PMEL in the News
NOAA Explains How Kelvin Waves Affect El Niño
The waves that most of us are familiar with are the waves at the beach—waves that endlessly curl and crash on the shore. But the ocean and atmosphere also have what are called “planetary waves”—waves of immense scale. Kelvin waves are a kind of planetary wave.
Revolutionary Tsunami Training Tool Focus of UH, NOAA Workshop
The National Disaster Preparedness Training Center (NDPTC) and the University of Hawaiʻi’s Department of Urban and Regional Planning (DURP) are sponsoring a workshop on the revolutionary Community Model Interface for Tsunami (ComMIT) tool.
Alaska's Toasty Temperatures in 2014 Worry Observers
The biggest state in America, home to more ocean coastline than all others combined, has just set another record.

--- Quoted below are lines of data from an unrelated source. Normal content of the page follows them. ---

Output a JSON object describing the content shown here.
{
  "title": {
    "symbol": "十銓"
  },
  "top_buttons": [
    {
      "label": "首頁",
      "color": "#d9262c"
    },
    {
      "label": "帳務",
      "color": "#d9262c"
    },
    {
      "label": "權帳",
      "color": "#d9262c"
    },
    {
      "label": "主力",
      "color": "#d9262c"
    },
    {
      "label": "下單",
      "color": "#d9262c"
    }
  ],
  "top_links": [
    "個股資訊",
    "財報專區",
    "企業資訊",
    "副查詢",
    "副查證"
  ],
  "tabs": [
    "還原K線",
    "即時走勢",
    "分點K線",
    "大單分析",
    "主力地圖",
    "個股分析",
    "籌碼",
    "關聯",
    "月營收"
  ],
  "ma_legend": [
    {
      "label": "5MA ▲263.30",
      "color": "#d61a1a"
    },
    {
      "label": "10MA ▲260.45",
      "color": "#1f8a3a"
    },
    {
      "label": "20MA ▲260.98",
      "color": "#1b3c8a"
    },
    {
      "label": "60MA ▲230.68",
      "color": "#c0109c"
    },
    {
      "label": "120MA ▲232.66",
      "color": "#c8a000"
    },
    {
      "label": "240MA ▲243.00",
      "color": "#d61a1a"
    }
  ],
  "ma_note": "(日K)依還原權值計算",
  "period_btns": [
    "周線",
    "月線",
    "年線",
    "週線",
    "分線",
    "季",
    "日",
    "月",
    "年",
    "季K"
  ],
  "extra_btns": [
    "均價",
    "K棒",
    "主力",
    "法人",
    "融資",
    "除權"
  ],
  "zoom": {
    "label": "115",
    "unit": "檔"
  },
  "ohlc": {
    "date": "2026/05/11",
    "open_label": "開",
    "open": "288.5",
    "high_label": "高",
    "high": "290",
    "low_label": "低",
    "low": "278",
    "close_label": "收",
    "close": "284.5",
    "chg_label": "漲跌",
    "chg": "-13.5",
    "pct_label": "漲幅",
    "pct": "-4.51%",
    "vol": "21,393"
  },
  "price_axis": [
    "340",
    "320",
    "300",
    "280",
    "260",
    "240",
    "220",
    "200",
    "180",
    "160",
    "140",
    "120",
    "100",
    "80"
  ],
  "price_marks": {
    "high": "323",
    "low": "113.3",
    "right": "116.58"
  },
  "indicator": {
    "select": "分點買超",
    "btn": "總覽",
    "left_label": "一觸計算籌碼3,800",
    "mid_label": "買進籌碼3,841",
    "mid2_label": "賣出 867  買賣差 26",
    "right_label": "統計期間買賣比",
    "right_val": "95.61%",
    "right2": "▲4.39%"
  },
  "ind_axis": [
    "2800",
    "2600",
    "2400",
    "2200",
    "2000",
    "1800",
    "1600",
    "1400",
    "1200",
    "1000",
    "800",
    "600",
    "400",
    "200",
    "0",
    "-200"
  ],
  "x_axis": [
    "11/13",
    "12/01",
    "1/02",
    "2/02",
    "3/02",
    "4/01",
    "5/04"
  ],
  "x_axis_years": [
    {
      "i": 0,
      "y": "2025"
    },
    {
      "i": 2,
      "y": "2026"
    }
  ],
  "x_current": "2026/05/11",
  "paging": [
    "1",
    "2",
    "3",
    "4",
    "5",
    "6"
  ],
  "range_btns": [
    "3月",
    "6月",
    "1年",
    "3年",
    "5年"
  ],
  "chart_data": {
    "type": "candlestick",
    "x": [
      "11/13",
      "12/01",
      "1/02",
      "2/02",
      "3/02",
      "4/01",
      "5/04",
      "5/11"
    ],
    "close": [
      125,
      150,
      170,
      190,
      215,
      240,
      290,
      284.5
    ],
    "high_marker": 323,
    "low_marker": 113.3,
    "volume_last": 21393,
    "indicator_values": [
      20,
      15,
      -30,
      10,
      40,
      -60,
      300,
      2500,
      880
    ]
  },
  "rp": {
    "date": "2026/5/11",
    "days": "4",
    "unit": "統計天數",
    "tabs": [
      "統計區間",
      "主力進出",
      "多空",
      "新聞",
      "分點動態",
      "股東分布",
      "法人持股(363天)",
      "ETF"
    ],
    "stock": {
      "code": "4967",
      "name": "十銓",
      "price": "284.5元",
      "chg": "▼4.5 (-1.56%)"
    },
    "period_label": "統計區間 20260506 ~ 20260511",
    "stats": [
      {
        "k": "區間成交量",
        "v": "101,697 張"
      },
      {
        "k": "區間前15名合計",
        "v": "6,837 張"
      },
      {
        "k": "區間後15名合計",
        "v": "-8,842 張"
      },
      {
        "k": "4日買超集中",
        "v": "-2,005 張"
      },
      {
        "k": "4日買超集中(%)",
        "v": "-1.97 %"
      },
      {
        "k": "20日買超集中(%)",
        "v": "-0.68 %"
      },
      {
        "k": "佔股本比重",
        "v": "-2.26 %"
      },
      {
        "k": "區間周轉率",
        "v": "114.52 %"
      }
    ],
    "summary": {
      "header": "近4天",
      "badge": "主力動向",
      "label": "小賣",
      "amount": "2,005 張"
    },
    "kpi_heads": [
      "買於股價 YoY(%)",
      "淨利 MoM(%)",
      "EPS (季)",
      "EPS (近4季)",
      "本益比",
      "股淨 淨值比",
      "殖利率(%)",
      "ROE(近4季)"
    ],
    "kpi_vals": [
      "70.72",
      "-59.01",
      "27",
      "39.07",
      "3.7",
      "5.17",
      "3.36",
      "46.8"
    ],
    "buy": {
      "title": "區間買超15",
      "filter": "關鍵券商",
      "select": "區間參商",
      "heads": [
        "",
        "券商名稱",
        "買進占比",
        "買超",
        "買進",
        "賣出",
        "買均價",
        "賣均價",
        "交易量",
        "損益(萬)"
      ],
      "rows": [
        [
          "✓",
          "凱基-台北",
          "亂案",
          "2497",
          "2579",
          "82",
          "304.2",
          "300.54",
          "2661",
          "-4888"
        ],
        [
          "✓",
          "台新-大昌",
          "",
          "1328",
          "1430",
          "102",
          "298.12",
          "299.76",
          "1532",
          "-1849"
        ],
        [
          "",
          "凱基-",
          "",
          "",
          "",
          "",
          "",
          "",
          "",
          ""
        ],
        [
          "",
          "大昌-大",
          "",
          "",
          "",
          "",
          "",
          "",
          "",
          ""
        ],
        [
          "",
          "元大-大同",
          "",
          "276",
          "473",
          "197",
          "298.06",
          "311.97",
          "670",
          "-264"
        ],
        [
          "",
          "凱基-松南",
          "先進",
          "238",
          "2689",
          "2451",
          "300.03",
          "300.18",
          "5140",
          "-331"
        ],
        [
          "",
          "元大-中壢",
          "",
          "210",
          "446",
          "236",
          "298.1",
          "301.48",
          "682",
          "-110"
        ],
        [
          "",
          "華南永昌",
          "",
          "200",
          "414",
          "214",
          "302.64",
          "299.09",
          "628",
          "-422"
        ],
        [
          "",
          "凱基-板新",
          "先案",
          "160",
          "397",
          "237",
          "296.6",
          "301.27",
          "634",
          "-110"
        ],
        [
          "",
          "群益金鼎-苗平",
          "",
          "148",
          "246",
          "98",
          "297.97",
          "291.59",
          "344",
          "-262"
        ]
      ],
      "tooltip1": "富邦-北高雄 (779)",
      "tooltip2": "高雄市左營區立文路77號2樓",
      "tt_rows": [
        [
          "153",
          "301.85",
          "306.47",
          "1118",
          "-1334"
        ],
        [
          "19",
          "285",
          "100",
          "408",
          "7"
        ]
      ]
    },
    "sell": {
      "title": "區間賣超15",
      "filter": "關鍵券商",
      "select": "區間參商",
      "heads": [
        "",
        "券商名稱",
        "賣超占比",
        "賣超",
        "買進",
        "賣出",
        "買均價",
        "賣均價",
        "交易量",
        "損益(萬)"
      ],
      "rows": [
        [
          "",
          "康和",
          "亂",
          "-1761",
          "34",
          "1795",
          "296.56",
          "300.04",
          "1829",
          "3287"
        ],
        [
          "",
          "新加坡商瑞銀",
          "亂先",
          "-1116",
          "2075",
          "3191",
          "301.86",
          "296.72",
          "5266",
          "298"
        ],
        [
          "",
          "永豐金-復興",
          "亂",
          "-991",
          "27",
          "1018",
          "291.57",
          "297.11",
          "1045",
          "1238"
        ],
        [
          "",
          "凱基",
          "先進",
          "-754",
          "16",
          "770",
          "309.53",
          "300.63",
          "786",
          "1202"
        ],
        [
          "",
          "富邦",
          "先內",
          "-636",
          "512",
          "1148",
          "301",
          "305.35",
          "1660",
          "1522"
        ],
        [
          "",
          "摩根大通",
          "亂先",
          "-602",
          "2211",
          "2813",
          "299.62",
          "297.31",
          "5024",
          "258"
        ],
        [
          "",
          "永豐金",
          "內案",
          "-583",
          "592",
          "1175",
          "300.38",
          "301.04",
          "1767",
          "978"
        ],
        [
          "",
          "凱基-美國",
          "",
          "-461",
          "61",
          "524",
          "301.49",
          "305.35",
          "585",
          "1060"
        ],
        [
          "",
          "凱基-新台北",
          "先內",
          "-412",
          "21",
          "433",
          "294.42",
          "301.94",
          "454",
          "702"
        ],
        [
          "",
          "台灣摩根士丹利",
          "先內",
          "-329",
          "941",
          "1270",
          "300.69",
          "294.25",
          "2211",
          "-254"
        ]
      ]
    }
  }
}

This one, however, is nothing to cheer.
The Day that Changed Tsunami Science
It was 3:00 p.m. on Christmas day, 2004 when Stuart Weinstein’s pager buzzed in the operations room at the Pacific Tsunami Warning Center in Hawaii. Seismic waves from an earthquake off the coast of northern Sumatra had activated a seismometer in Australia.
Gauging Perceptions of Ocean Acidification in Alaska
New research published in Marine Policy from the first Alaska-focused study on public understanding and awareness of ocean acidification risk shows that Alaskans are three times more aware of ocean acidification than Americans in general.